··· Stored data ···

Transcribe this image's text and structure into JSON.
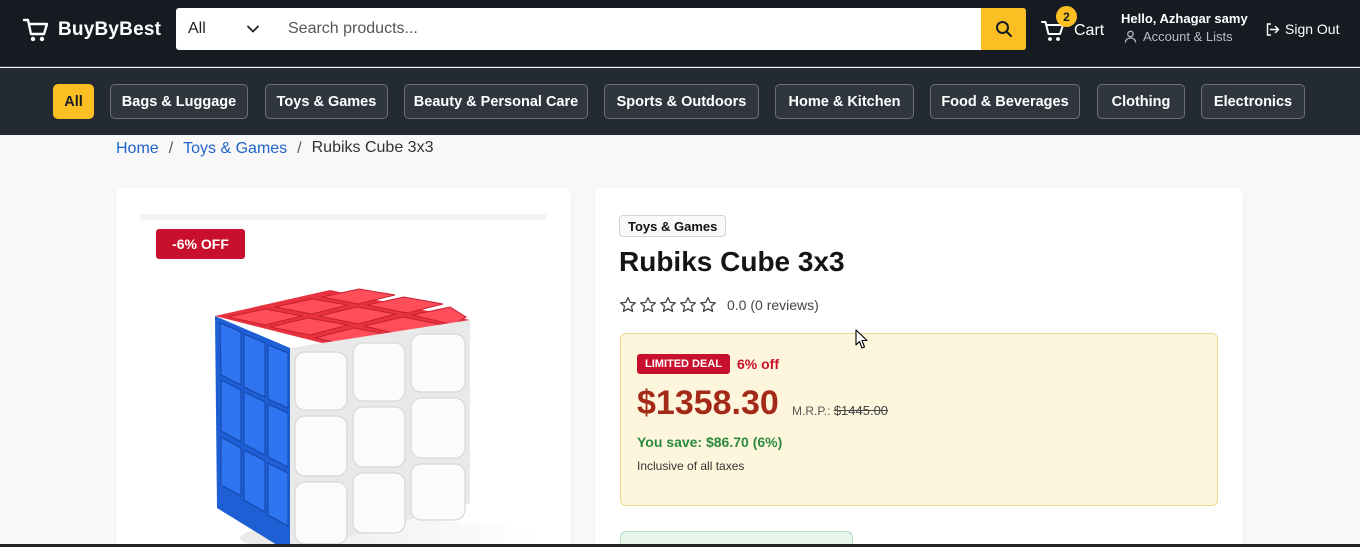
{
  "header": {
    "brand": "BuyByBest",
    "search": {
      "category": "All",
      "placeholder": "Search products..."
    },
    "cart": {
      "label": "Cart",
      "count": "2"
    },
    "account": {
      "greeting": "Hello, Azhagar samy",
      "sub_label": "Account & Lists"
    },
    "sign_out_label": "Sign Out",
    "accent_color": "#fbbf24"
  },
  "categories": [
    {
      "label": "All",
      "active": true
    },
    {
      "label": "Bags & Luggage",
      "active": false
    },
    {
      "label": "Toys & Games",
      "active": false
    },
    {
      "label": "Beauty & Personal Care",
      "active": false
    },
    {
      "label": "Sports & Outdoors",
      "active": false
    },
    {
      "label": "Home & Kitchen",
      "active": false
    },
    {
      "label": "Food & Beverages",
      "active": false
    },
    {
      "label": "Clothing",
      "active": false
    },
    {
      "label": "Electronics",
      "active": false
    }
  ],
  "breadcrumb": {
    "home": "Home",
    "category": "Toys & Games",
    "separator": "/",
    "current": "Rubiks Cube 3x3"
  },
  "product": {
    "discount_badge": "-6% OFF",
    "category_tag": "Toys & Games",
    "title": "Rubiks Cube 3x3",
    "rating_value": 0,
    "rating_max": 5,
    "rating_text": "0.0 (0 reviews)",
    "deal": {
      "badge": "LIMITED DEAL",
      "percent_off": "6% off",
      "price": "$1358.30",
      "mrp_label": "M.R.P.:",
      "mrp_value": "$1445.00",
      "savings": "You save: $86.70 (6%)",
      "tax_note": "Inclusive of all taxes"
    },
    "image_icon": "rubiks-cube-image"
  }
}
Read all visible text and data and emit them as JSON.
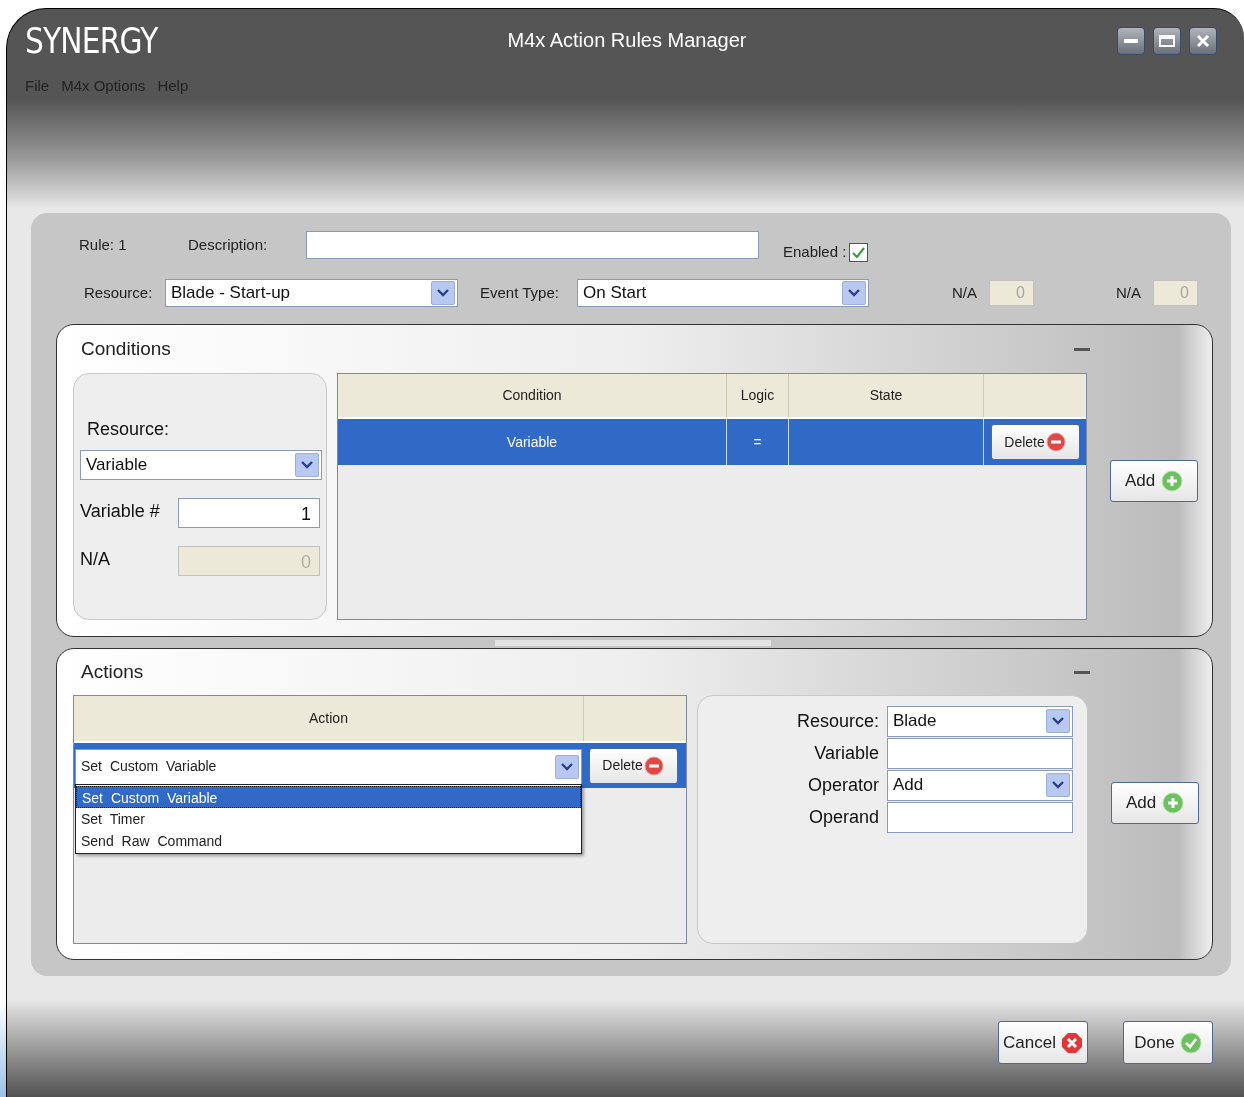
{
  "window": {
    "title": "M4x Action Rules Manager",
    "logo": "SYNERGY"
  },
  "menu": [
    {
      "label": "File"
    },
    {
      "label": "M4x Options"
    },
    {
      "label": "Help"
    }
  ],
  "rule": {
    "label": "Rule: 1",
    "description_label": "Description:",
    "enabled_label": "Enabled :",
    "enabled": true
  },
  "trigger": {
    "resource_label": "Resource:",
    "resource_value": "Blade - Start-up",
    "event_label": "Event Type:",
    "event_value": "On Start",
    "na_fields": [
      {
        "label": "N/A",
        "value": "0",
        "disabled": true
      },
      {
        "label": "N/A",
        "value": "0",
        "disabled": true
      }
    ]
  },
  "conditions": {
    "title": "Conditions",
    "editor": [
      {
        "kind": "select",
        "label": "Resource:",
        "value": "Variable"
      },
      {
        "kind": "input",
        "label": "Variable #",
        "value": "1",
        "disabled": false
      },
      {
        "kind": "input",
        "label": "N/A",
        "value": "0",
        "disabled": true
      }
    ],
    "table": {
      "columns": [
        "Condition",
        "Logic",
        "State"
      ],
      "rows": [
        {
          "condition": "Variable",
          "logic": "=",
          "selected": true,
          "button": "Delete"
        }
      ]
    },
    "add_button": "Add"
  },
  "actions": {
    "title": "Actions",
    "table": {
      "columns": [
        "Action"
      ],
      "rows": [
        {
          "action": "Set Custom Variable",
          "selected": true,
          "button": "Delete",
          "options": [
            {
              "label": "Set Custom Variable",
              "selected": true
            },
            {
              "label": "Set Timer",
              "selected": false
            },
            {
              "label": "Send Raw Command",
              "selected": false
            }
          ]
        }
      ]
    },
    "editor": [
      {
        "kind": "select",
        "label": "Resource:",
        "value": "Blade"
      },
      {
        "kind": "input",
        "label": "Variable"
      },
      {
        "kind": "select",
        "label": "Operator",
        "value": "Add"
      },
      {
        "kind": "input",
        "label": "Operand"
      }
    ],
    "add_button": "Add"
  },
  "footer_buttons": [
    {
      "kind": "cancel",
      "label": "Cancel"
    },
    {
      "kind": "done",
      "label": "Done"
    }
  ]
}
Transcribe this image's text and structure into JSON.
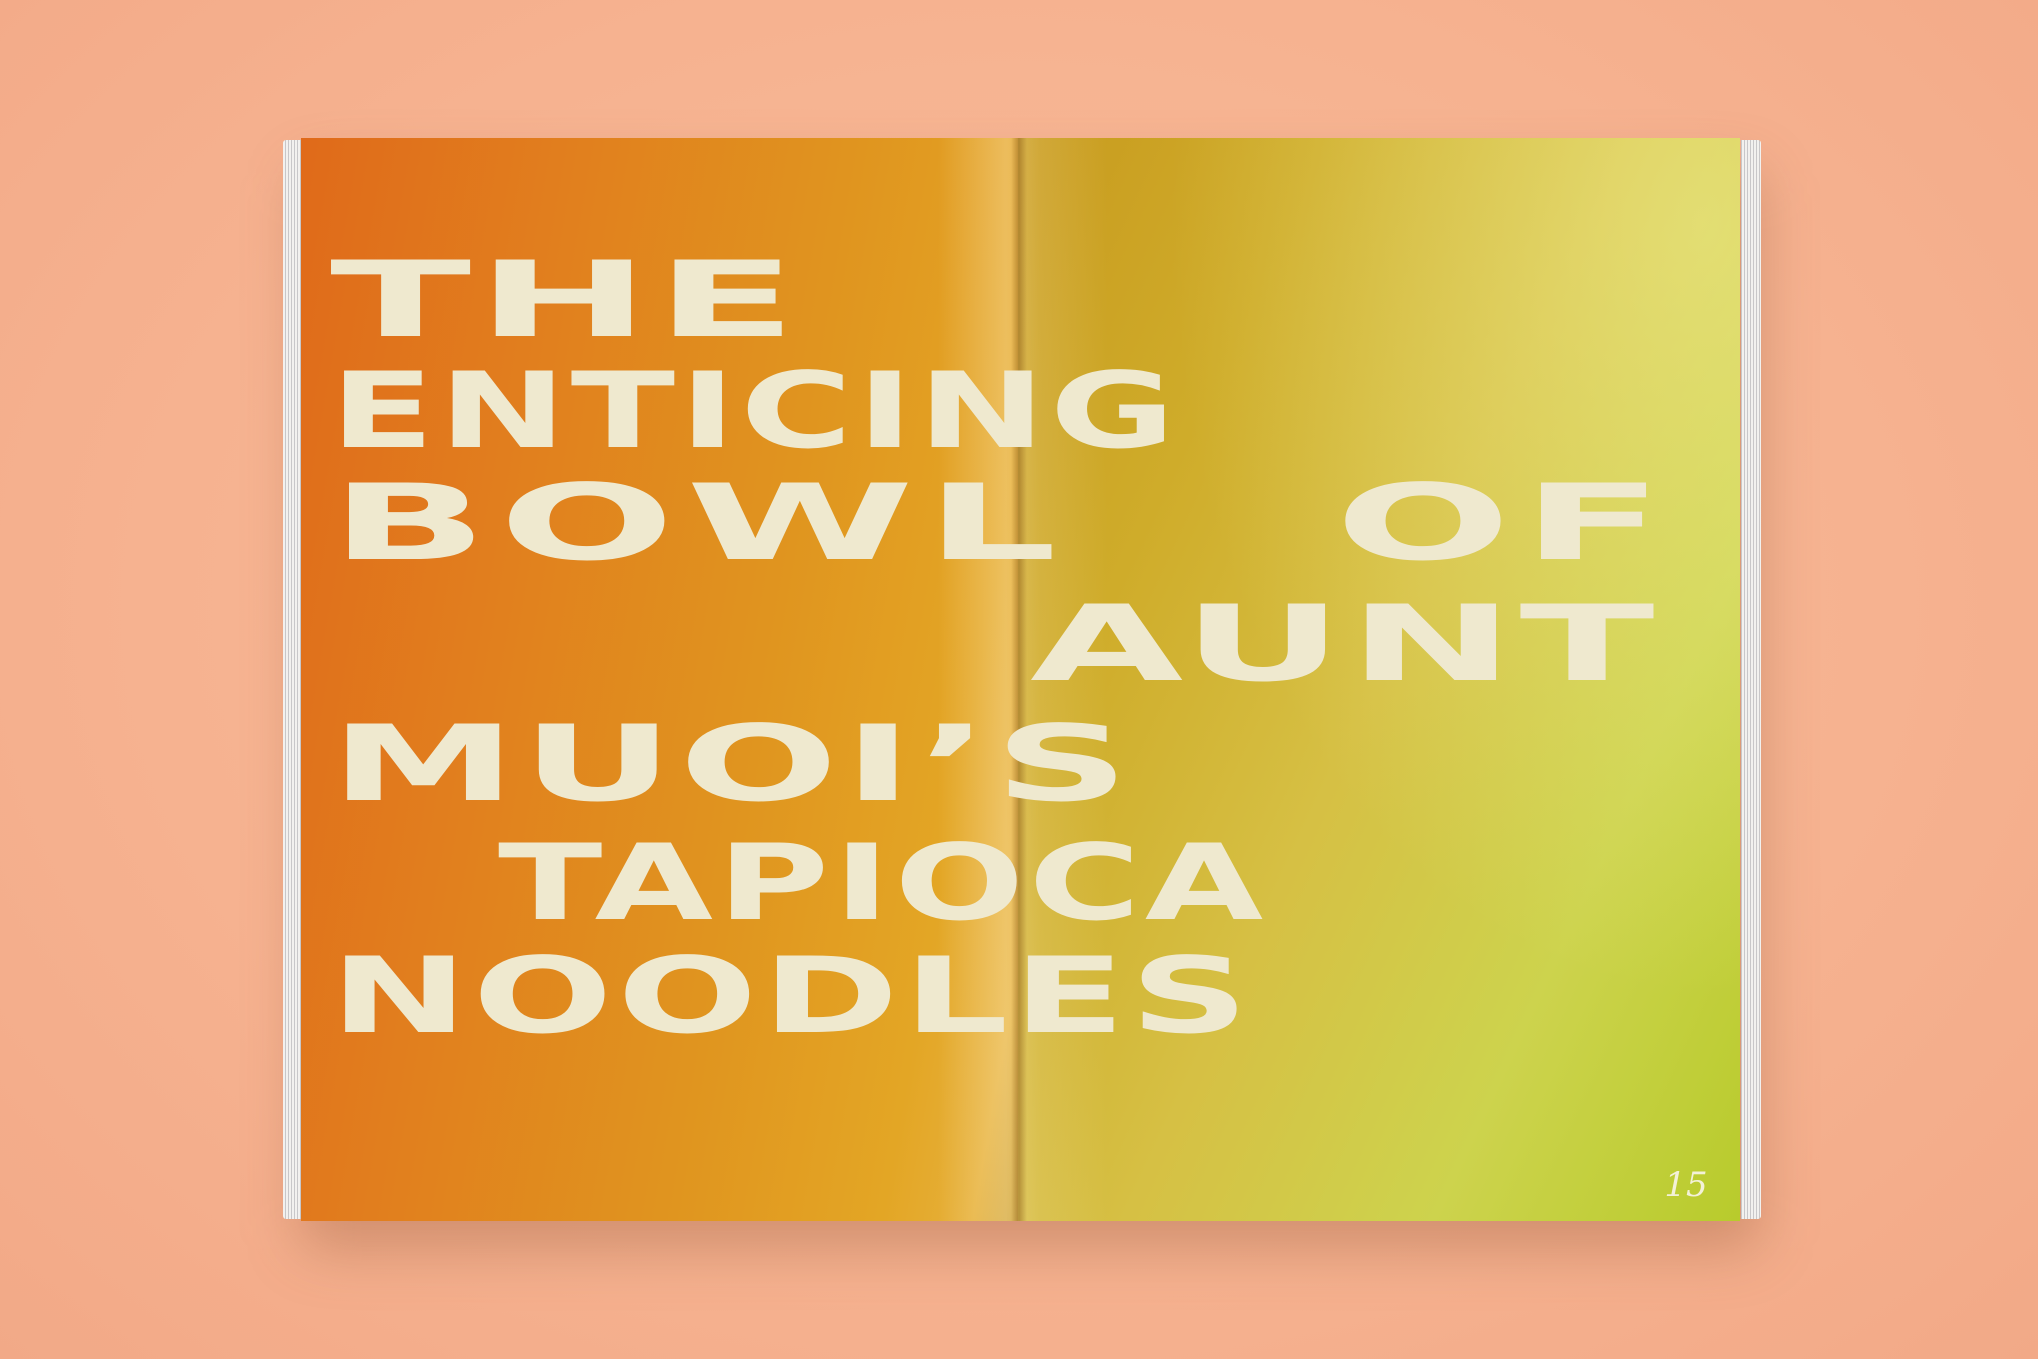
{
  "magazine": {
    "headline": {
      "line1": "THE",
      "line2": "ENTICING",
      "line3a": "BOWL",
      "line3b": "OF",
      "line4": "AUNT",
      "line5": "MUOI’S",
      "line6": "TAPIOCA",
      "line7": "NOODLES"
    },
    "page_number": "15"
  },
  "colors": {
    "background": "#f7b592",
    "headline_text": "#efe9cf",
    "left_page_start": "#e06a1a",
    "right_page_end": "#b8cb2c"
  }
}
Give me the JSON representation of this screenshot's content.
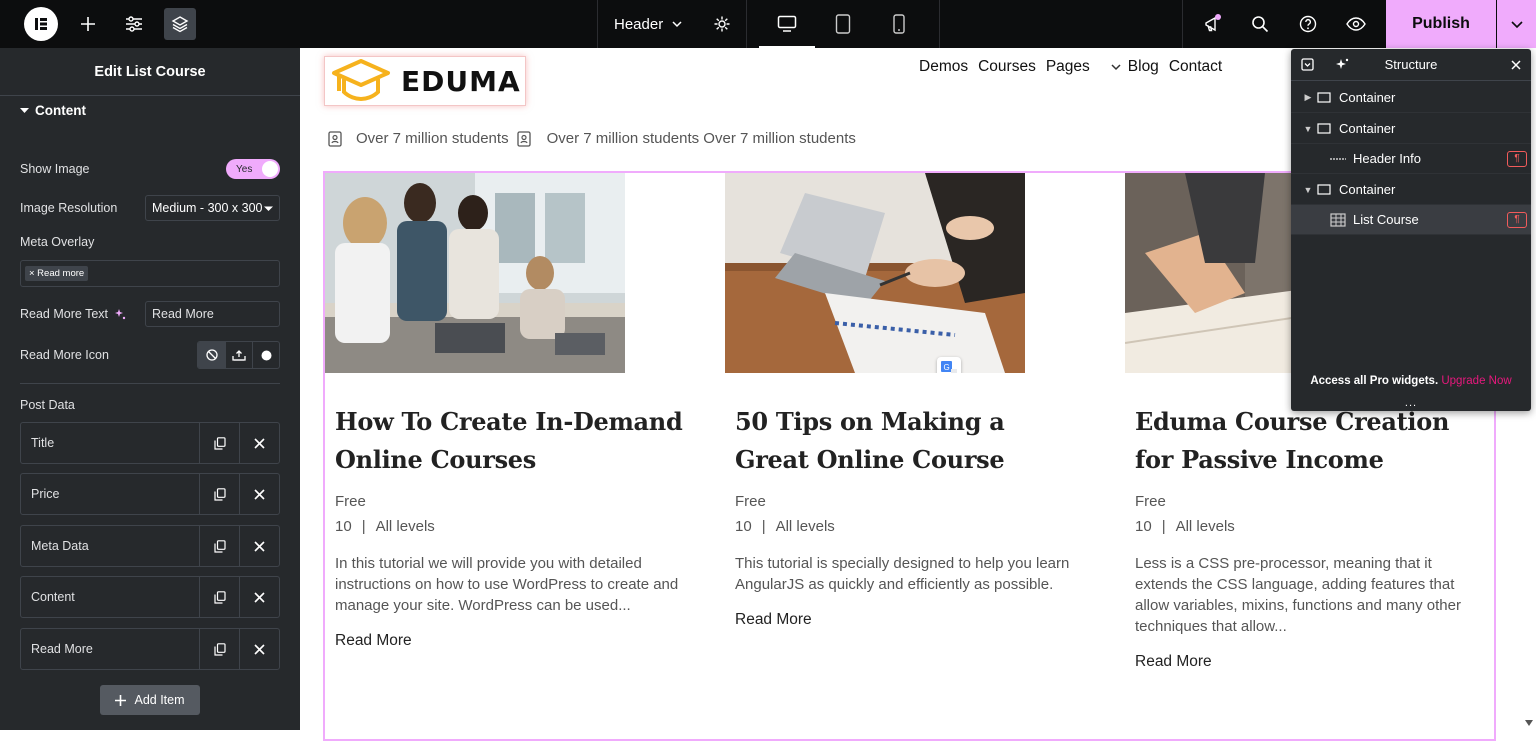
{
  "topbar": {
    "doc_name": "Header",
    "publish_label": "Publish"
  },
  "left_panel": {
    "title": "Edit List Course",
    "section_label": "Content",
    "show_image_label": "Show Image",
    "show_image_toggle": "Yes",
    "image_resolution_label": "Image Resolution",
    "image_resolution_value": "Medium - 300 x 300",
    "meta_overlay_label": "Meta Overlay",
    "meta_overlay_tag": "× Read more",
    "read_more_text_label": "Read More Text",
    "read_more_text_value": "Read More",
    "read_more_icon_label": "Read More Icon",
    "post_data_label": "Post Data",
    "post_data_items": [
      "Title",
      "Price",
      "Meta Data",
      "Content",
      "Read More"
    ],
    "add_item_label": "Add Item"
  },
  "canvas": {
    "logo_text": "EDUMA",
    "nav": [
      "Demos",
      "Courses",
      "Pages",
      "Blog",
      "Contact"
    ],
    "info_1": "Over 7 million students",
    "info_2": "Over 7 million students Over 7 million students",
    "courses": [
      {
        "title": "How To Create In-Demand Online Courses",
        "price": "Free",
        "lessons": "10",
        "level": "All levels",
        "excerpt": "In this tutorial we will provide you with detailed instructions on how to use WordPress to create and manage your site. WordPress can be used...",
        "read_more": "Read More"
      },
      {
        "title": "50 Tips on Making a Great Online Course",
        "price": "Free",
        "lessons": "10",
        "level": "All levels",
        "excerpt": "This tutorial is specially designed to help you learn AngularJS as quickly and efficiently as possible.",
        "read_more": "Read More"
      },
      {
        "title": "Eduma Course Creation for Passive Income",
        "price": "Free",
        "lessons": "10",
        "level": "All levels",
        "excerpt": "Less is a CSS pre-processor, meaning that it extends the CSS language, adding features that allow variables, mixins, functions and many other techniques that allow...",
        "read_more": "Read More"
      }
    ]
  },
  "structure": {
    "title": "Structure",
    "items": [
      "Container",
      "Container",
      "Header Info",
      "Container",
      "List Course"
    ],
    "footer_text": "Access all Pro widgets.",
    "upgrade_label": "Upgrade Now",
    "dots": "..."
  },
  "colors": {
    "accent": "#f0abfc",
    "panel_bg": "#26292c",
    "topbar_bg": "#0c0d0e",
    "upgrade": "#e6187d"
  }
}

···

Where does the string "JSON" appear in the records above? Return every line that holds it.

Transcribe this image's text and structure into JSON.
Read all visible text and data and emit them as JSON.
Transcribe this image's text and structure into JSON.
Give me the JSON representation of this screenshot's content.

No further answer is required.